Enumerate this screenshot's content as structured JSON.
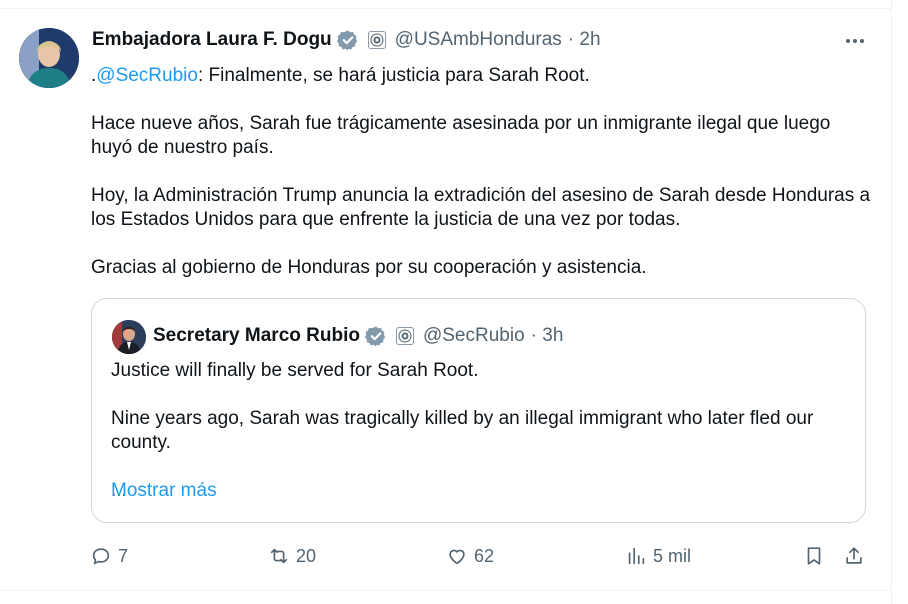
{
  "tweet": {
    "author_name": "Embajadora Laura F. Dogu",
    "handle": "@USAmbHonduras",
    "time": "· 2h",
    "mention": "@SecRubio",
    "line1_prefix": ".",
    "line1_rest": ": Finalmente, se hará justicia para Sarah Root.",
    "para2": "Hace nueve años, Sarah fue trágicamente asesinada por un inmigrante ilegal que luego huyó de nuestro país.",
    "para3": "Hoy, la Administración Trump anuncia la extradición del asesino de Sarah desde Honduras a los Estados Unidos para que enfrente la justicia de una vez por todas.",
    "para4": "Gracias al gobierno de Honduras por su cooperación y asistencia."
  },
  "quote": {
    "author_name": "Secretary Marco Rubio",
    "handle": "@SecRubio",
    "time": "· 3h",
    "para1": "Justice will finally be served for Sarah Root.",
    "para2": "Nine years ago, Sarah was tragically killed by an illegal immigrant who later fled our county.",
    "ellipsis": "...",
    "show_more": "Mostrar más"
  },
  "actions": {
    "replies": "7",
    "reposts": "20",
    "likes": "62",
    "views": "5 mil"
  },
  "icons": [
    "verified-badge-icon",
    "gov-seal-icon",
    "more-icon",
    "reply-icon",
    "repost-icon",
    "like-icon",
    "views-icon",
    "bookmark-icon",
    "share-icon"
  ],
  "colors": {
    "link": "#1d9bf0",
    "muted": "#536471",
    "verified": "#829aab",
    "border": "#cfd9de"
  }
}
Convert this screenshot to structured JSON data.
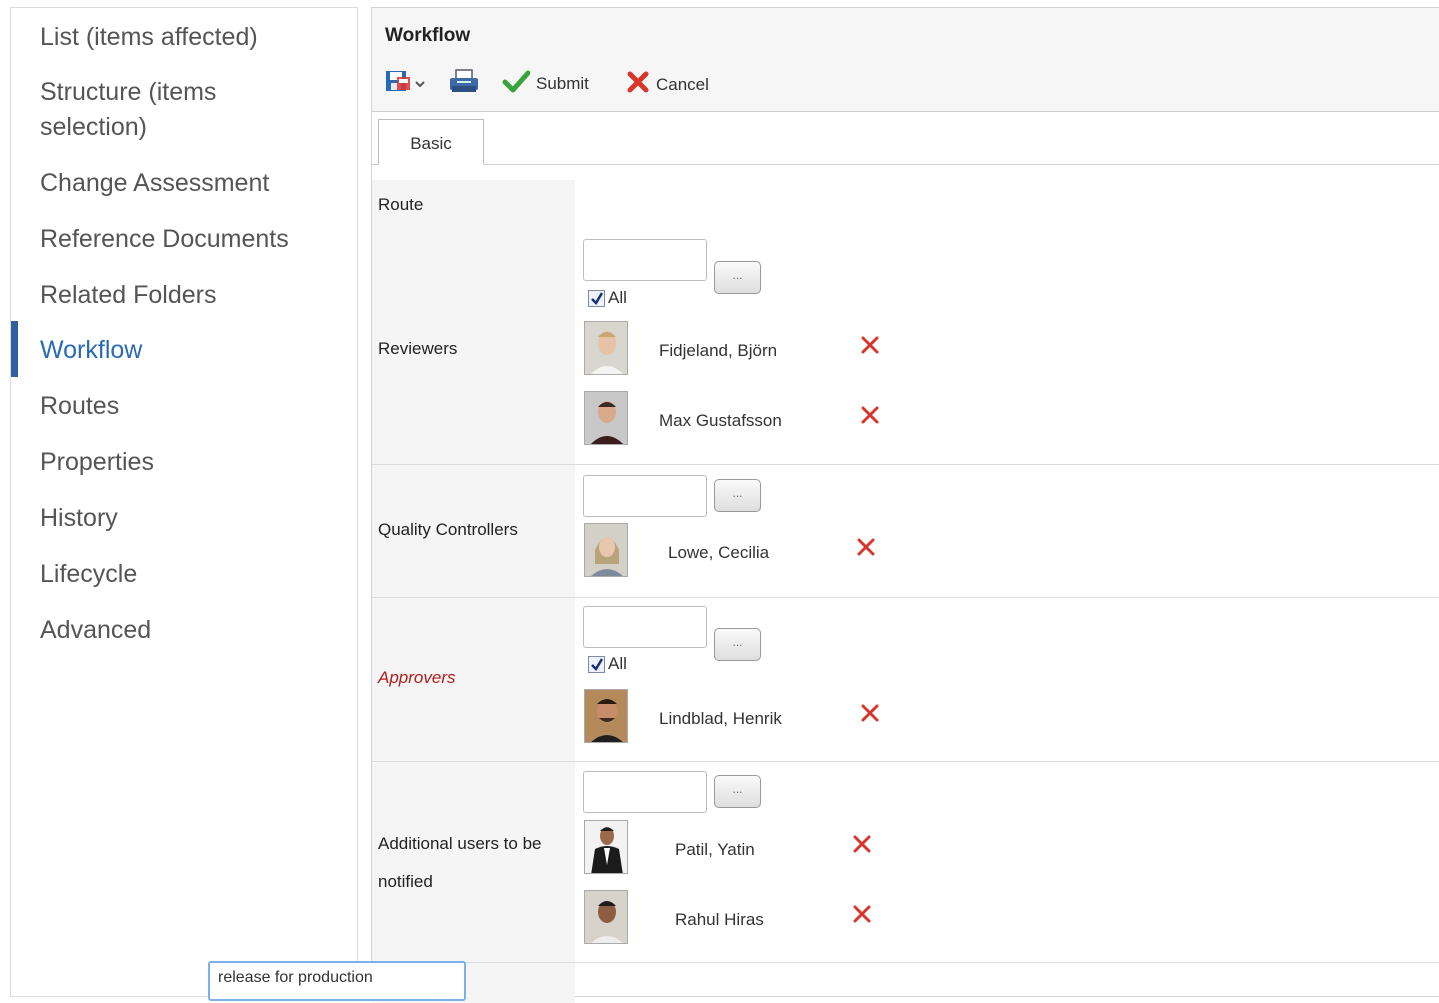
{
  "sidebar": {
    "items": [
      {
        "label": "List (items affected)"
      },
      {
        "label": "Structure (items selection)"
      },
      {
        "label": "Change Assessment"
      },
      {
        "label": "Reference Documents"
      },
      {
        "label": "Related Folders"
      },
      {
        "label": "Workflow"
      },
      {
        "label": "Routes"
      },
      {
        "label": "Properties"
      },
      {
        "label": "History"
      },
      {
        "label": "Lifecycle"
      },
      {
        "label": "Advanced"
      }
    ],
    "active": "Workflow"
  },
  "header": {
    "title": "Workflow",
    "toolbar": {
      "submit_label": "Submit",
      "cancel_label": "Cancel"
    }
  },
  "tabs": [
    {
      "label": "Basic"
    }
  ],
  "form": {
    "route_label": "Route",
    "reviewers": {
      "label": "Reviewers",
      "all_label": "All",
      "all_checked": true,
      "browse_label": "...",
      "users": [
        "Fidjeland, Björn",
        "Max Gustafsson"
      ]
    },
    "quality_controllers": {
      "label": "Quality Controllers",
      "browse_label": "...",
      "users": [
        "Lowe, Cecilia"
      ]
    },
    "approvers": {
      "label": "Approvers",
      "all_label": "All",
      "all_checked": true,
      "browse_label": "...",
      "users": [
        "Lindblad, Henrik"
      ]
    },
    "additional_users": {
      "label_line1": "Additional users to be",
      "label_line2": "notified",
      "browse_label": "...",
      "users": [
        "Patil, Yatin",
        "Rahul Hiras"
      ]
    },
    "description_value": "release for production"
  },
  "colors": {
    "accent": "#2a6ab5",
    "required": "#b01e1e",
    "remove": "#d9362b",
    "check": "#3aa23a"
  }
}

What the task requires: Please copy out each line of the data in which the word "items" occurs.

Answer box:
    "items": [
        "label": "List (items affected)"
        "label": "Structure (items selection)"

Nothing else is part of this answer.